he start of the 20th century was an uncertain time for the Russian Empire. Under the rule of an inexperienced Tsar forced into power due to his father’s health, it proved that experience is dearly needed to manage such a large empire. This was seen as Nicholas’ lack of experience led to him making many mistakes during his rule, angering not only his royalty but also his subjects. Due to his actions in the Great War, the resentment felt towards him would grow to a boiling point resulting in him being forced to abdicate in favour of a provisional government.
This new government proved to be unstable as only a few months after the abdication a coup d’etat was led by the Bolshevik forces spearheaded by Vladimir Lenin with the goal of taking power. The Communists would succeed in the upcoming civil war with many casualties but by the end of it would have control of the remnants of the old Russian Empire.

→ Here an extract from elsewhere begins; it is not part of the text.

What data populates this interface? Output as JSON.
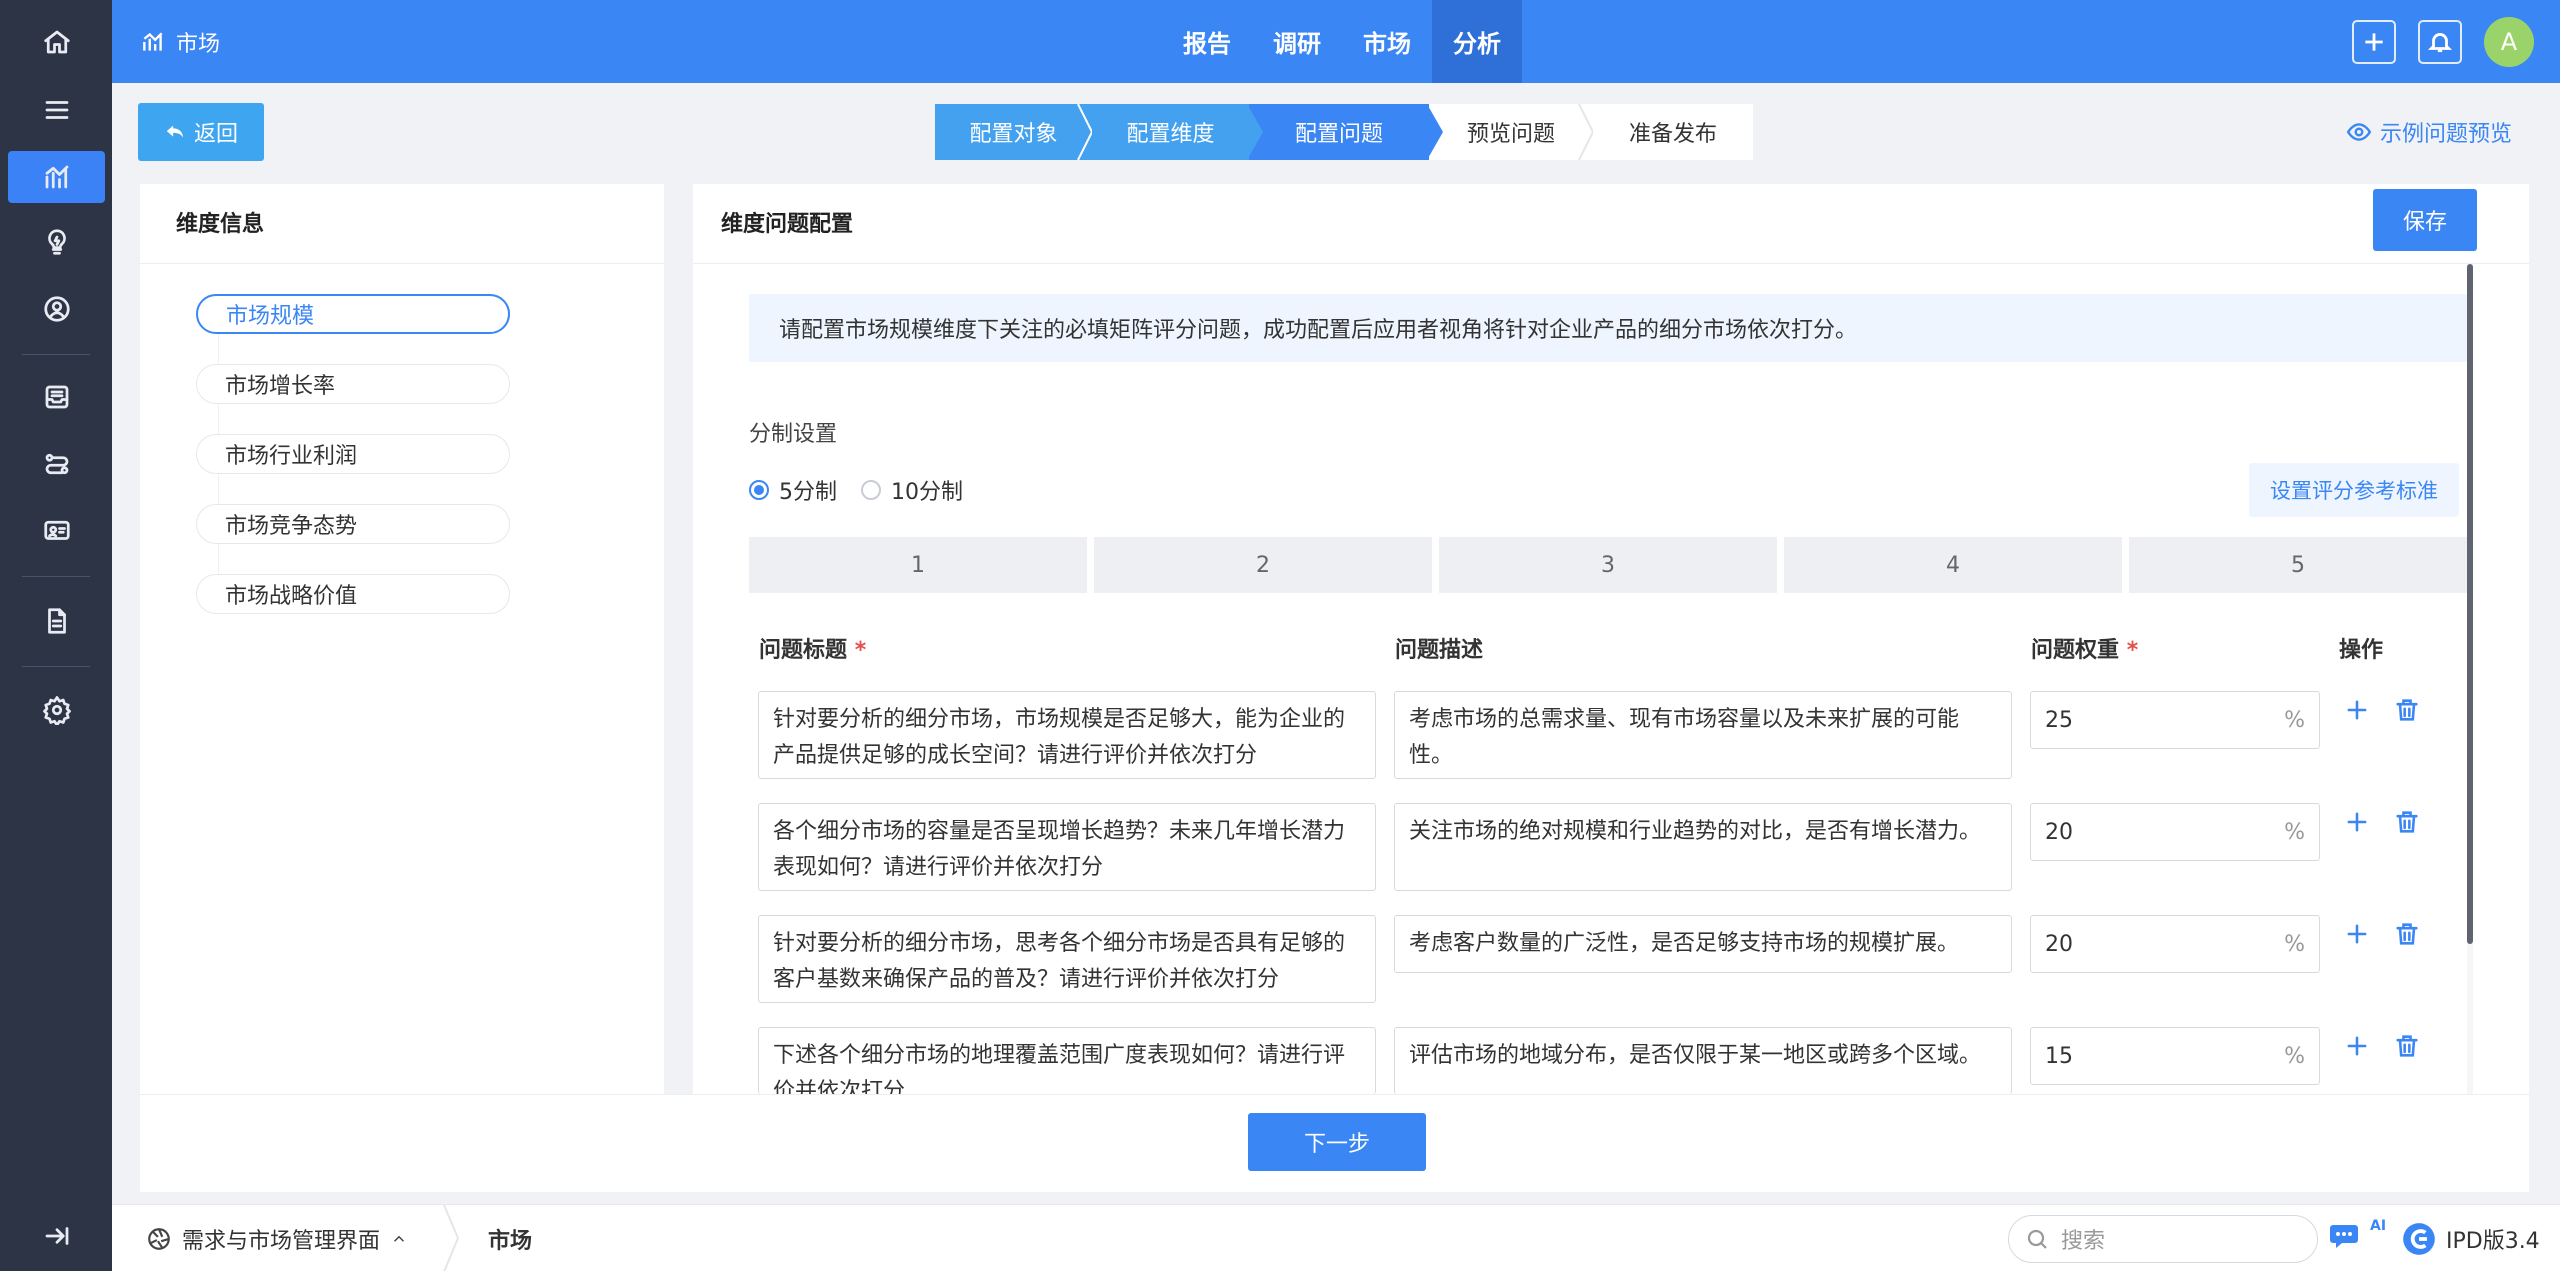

The period following the Communist takeover would see massive transformations in many parts of society, but for now, I would like to focus on how quickly Russia would industrialize after the takeover, most importantly after the takeover of Stalin as the head of government.
Before the Great War, the Russian Empire was a mostly agrarian country. The industrialization through the Industrial Revolution felt by the west was yet to reach the mostly isolated empire. Ideas didn’t spread as quickly at the time; combined with the relative hatred of the west from the previous Tsar, the father of Nicholas II, Alexander III it resulted in a nation greatly underprepared for the kind of conflict we would see in the upcoming years, especially in terms of industry.
Industry is key to any large nation’s success; due to the relative negligence of this Russia didn’t fare well in the later stages of World War One when equipment started to run out. At a point near the end of the war, commanders would send in two soldiers to share a gun; once one died, the other could pick up the gun and move forward. Because of this, not only did the empire lack the capability to introduce new modern equipment, but it was also running out of its aging equipment faster than they could produce it.
Once the Bolsheviks took power, they realised the focus of industry in a world powers arsenal through their experience of World War One. By putting all the heavy industry into the control of the state throughout Lenin’s New Economic Plan Year (End of Civil war — Start of 5 Year Plan), they would start a program of rapid industrialization, taken further when Stalin implemented his uber-industrialization 5 Year Plans.
Stalin’s 5 Year Plans would take Russia from a slowly industrializing great power to an industrial behemoth that by the start of World War Two would outproduce Germany in most heavy industries including coal, steel, and pig iron. At the start of these 5 Year Plans Stalin would state:
“We are fifty or a hundred years behind the advanced countries. We must make good this distance in ten years. Either we do it, or they will crush us.”
This assessment comes quite close to the aforementioned statement that the Industrial Revolution did not reach the borders of Russia yet.
Through the sole focus on Heavy Industry, Stalin would do in 20 years what other countries did in 200. Admittedly with a very large impact on the population under the Soviet regime. Consumer industries were non-existent and even food at points became a large problem for some, especially in the Second 5-Year Plan where bad harvests and poor management led to the Holodomor famine in Ukraine which resulted in an estimated 5 million deaths. Terror was also another heavy tool used by Stalin’s regime to ensure that his targets were met. Imprisonment in his famous Gulags or just straight-up execution was used as a great incentive to make many of the unwilling spectators of the Soviet experiment join in.
Overall a drastic change can be seen between pre-Soviet and post-Soviet Russia. Due to very harsh policies and the use of terror, Russia was able to catch up and even surpass its neighbors, earning its spot as a world power just in time for World War Two. Even so, we must contextualise this with the actions of the Soviet government, more specifically Stalin’s, to achieve such goals.
Because of this such rapid progress became unethical and therefore unacceptable to be used on a worldwide scale as many revolutionaries had hoped which led to many nations poised to try the communist experiment turning away due to the resentment created by the downsides of the ideology which would ultimately lead to the demise of the Communists.